Give only the number of lines in the following entries where "sync" appears.

[Data records for software interfaces]
--

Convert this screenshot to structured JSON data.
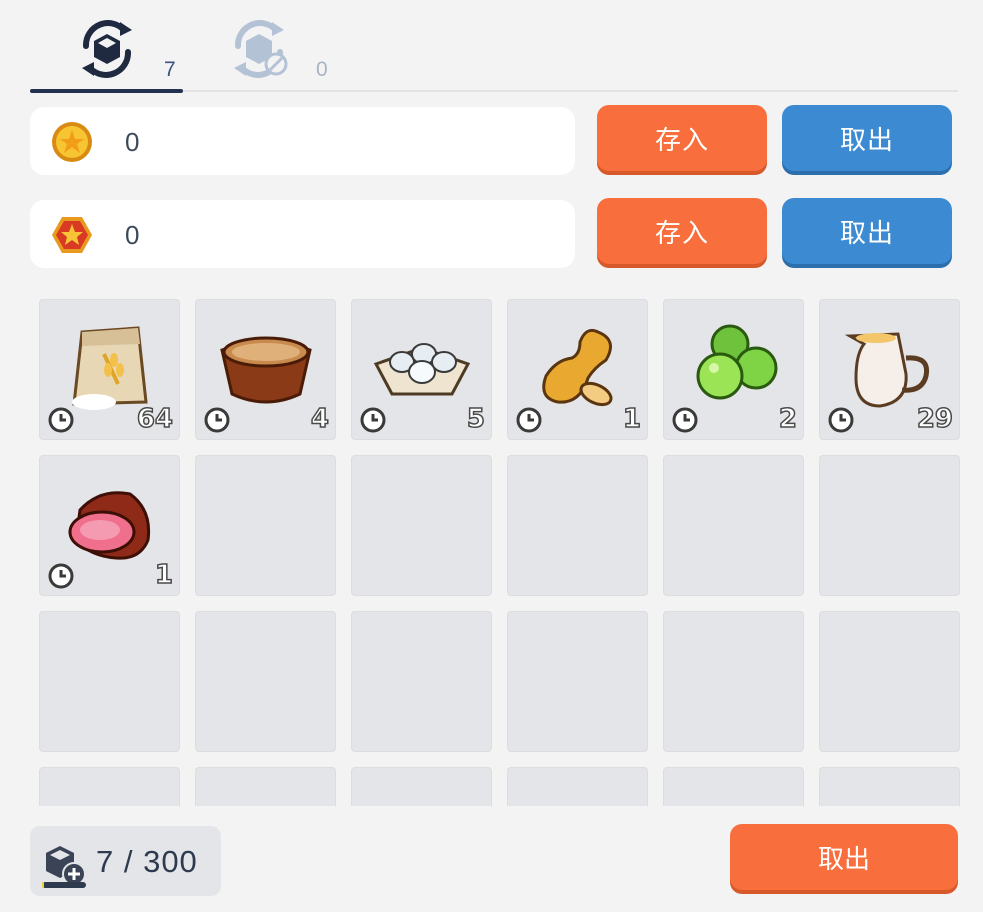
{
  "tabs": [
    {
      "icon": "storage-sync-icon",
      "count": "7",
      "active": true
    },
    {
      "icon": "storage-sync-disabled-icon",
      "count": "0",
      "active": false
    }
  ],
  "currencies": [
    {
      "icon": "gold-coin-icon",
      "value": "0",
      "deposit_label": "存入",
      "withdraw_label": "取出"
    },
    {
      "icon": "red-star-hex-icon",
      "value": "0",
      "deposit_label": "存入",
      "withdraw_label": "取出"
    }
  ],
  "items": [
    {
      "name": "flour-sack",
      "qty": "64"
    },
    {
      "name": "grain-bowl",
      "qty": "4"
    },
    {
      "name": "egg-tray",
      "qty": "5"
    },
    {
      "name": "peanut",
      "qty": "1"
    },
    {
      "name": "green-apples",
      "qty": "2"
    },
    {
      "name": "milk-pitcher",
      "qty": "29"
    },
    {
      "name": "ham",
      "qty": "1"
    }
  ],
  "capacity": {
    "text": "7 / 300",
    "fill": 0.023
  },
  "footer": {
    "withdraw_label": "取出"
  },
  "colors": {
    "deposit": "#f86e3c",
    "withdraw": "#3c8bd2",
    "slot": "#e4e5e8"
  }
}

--

### YOUR RESPONSE
2